Once known only for its Port and notorious Mateus Rose production, today Portugal is changing its image with its own signature grapes. Portugal’s bottled wine exports to the United States topped the 1 million-case mark last year, an increase of more than 30 percent in recent years.
While many winemakers around the world focused on planting international varietals of cabernet sauvignon, merlot and chardonnay, Portugal stayed true to its roots. Literally. It’s betting its traditional wine making reputation on the powerful indigenous Touriga Nacional and refreshing, distinctive Vinho Verde.
The Touriga Nacional is considered the finest nonsparkling red wine of the Dao and Douro regions, with very little planted outside of Portugal. It’s one of the lead grapes in the blending of Port wine. In the past these wines were made in very concentrated, high-alcohol styles (very similar to a concentrated full-bodied Australian Shiraz). Today many winemakers are moving in the opposite direction with lighter, lower alcohol content, less extraction and more acidity from grapes being grown at higher altitudes.
Because the Touriga Nacional was regarded as only a blending partner for Port, varietal plantings of this grape are relatively new by vine standards. Most vineyards have small plantings and vines as young as 8 to 10 years. Because of the scarcity of old vines, we are still about 10 years away from experiencing the full potential of this indigenous grape.

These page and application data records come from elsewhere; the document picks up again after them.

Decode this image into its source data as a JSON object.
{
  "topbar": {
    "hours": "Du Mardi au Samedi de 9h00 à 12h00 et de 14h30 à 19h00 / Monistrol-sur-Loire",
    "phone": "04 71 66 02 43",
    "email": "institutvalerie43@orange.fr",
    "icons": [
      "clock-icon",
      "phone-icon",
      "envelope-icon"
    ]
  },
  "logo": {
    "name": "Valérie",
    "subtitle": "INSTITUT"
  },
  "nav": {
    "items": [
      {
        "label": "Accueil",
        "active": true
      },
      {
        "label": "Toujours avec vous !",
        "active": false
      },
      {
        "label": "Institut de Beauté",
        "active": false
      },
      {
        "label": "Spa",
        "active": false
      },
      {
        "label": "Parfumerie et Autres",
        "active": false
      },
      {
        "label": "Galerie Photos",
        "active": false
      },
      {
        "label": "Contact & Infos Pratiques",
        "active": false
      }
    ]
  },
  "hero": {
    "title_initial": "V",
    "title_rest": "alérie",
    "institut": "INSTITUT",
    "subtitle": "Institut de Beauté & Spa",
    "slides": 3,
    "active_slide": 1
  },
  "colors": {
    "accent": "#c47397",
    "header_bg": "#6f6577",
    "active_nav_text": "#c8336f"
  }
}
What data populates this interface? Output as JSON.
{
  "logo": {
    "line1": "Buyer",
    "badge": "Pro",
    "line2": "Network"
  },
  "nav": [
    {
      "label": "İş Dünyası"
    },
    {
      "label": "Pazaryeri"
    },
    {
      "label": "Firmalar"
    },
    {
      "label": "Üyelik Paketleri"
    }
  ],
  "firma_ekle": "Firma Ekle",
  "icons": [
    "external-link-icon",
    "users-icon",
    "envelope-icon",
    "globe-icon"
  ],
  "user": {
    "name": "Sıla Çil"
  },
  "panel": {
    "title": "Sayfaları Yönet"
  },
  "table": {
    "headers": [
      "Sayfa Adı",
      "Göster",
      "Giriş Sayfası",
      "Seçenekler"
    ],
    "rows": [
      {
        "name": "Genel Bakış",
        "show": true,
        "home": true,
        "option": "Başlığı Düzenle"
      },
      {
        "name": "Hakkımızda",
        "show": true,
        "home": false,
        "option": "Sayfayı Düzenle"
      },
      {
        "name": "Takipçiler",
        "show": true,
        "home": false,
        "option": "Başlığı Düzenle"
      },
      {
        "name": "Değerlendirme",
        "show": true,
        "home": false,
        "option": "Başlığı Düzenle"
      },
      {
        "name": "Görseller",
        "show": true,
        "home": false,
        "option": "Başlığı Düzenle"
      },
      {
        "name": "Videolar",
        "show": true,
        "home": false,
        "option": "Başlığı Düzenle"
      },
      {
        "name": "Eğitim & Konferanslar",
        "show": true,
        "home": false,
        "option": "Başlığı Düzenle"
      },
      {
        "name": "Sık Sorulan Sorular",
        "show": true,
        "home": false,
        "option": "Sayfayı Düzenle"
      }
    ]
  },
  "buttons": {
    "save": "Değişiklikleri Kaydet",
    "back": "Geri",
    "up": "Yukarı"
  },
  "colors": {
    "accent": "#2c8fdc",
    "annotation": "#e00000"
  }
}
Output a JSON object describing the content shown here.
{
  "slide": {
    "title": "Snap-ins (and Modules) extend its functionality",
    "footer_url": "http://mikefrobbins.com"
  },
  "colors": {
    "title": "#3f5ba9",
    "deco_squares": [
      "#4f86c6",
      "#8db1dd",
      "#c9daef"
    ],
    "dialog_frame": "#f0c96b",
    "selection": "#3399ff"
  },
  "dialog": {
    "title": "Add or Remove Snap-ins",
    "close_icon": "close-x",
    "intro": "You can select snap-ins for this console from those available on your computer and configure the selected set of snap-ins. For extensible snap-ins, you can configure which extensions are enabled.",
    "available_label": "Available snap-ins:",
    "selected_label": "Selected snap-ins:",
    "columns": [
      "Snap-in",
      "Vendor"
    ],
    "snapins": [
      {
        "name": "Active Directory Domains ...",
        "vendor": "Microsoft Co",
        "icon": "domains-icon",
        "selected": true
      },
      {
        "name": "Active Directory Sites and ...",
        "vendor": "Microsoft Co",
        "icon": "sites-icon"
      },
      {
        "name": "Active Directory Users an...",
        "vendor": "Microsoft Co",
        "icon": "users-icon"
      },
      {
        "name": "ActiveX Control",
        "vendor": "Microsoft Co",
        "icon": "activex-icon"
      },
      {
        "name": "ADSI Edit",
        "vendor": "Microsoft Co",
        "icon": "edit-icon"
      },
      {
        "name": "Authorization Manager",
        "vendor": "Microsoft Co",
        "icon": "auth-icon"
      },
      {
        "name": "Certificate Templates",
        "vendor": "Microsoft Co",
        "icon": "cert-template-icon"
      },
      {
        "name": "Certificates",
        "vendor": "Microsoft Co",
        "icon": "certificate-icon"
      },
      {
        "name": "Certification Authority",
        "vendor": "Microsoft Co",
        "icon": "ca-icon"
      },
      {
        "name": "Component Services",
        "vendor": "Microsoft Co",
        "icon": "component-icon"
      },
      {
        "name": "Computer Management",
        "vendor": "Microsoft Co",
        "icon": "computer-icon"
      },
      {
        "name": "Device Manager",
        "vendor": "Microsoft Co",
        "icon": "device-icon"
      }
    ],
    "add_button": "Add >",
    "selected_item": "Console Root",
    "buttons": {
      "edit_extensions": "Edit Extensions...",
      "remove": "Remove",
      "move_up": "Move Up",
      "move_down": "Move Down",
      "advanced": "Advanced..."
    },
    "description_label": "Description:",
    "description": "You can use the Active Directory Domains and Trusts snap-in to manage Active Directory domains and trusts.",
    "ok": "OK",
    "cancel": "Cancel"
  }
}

Vinho Verde is Portugal’s fresh, lively, zingy, zesty and above all bargain-priced wine. These wines are traditionally made from an unfamiliar listing of local grapes like azal, loureiro, arinto and trajadura. Vinho Verde is the largest of the regulated wine regions, stretching from the Spanish border to south of Oporto on the Atlantic coast.
Over the past few years some winemakers are adding albarinho (more familiar to Americans by its Spanish name, albarino) to the mix. With growing familiarity of this wine, more and more consumers are passing over the known white varietals on the retail shelf for Vinho Verde’s refreshing taste and price.
- 2011 Broadbent Vinho Verde, Portugal (about $9 retail)
- 2010 Cape Roca Fisherman Red (Touriga Nacional blend), Portugal (about $15 retail)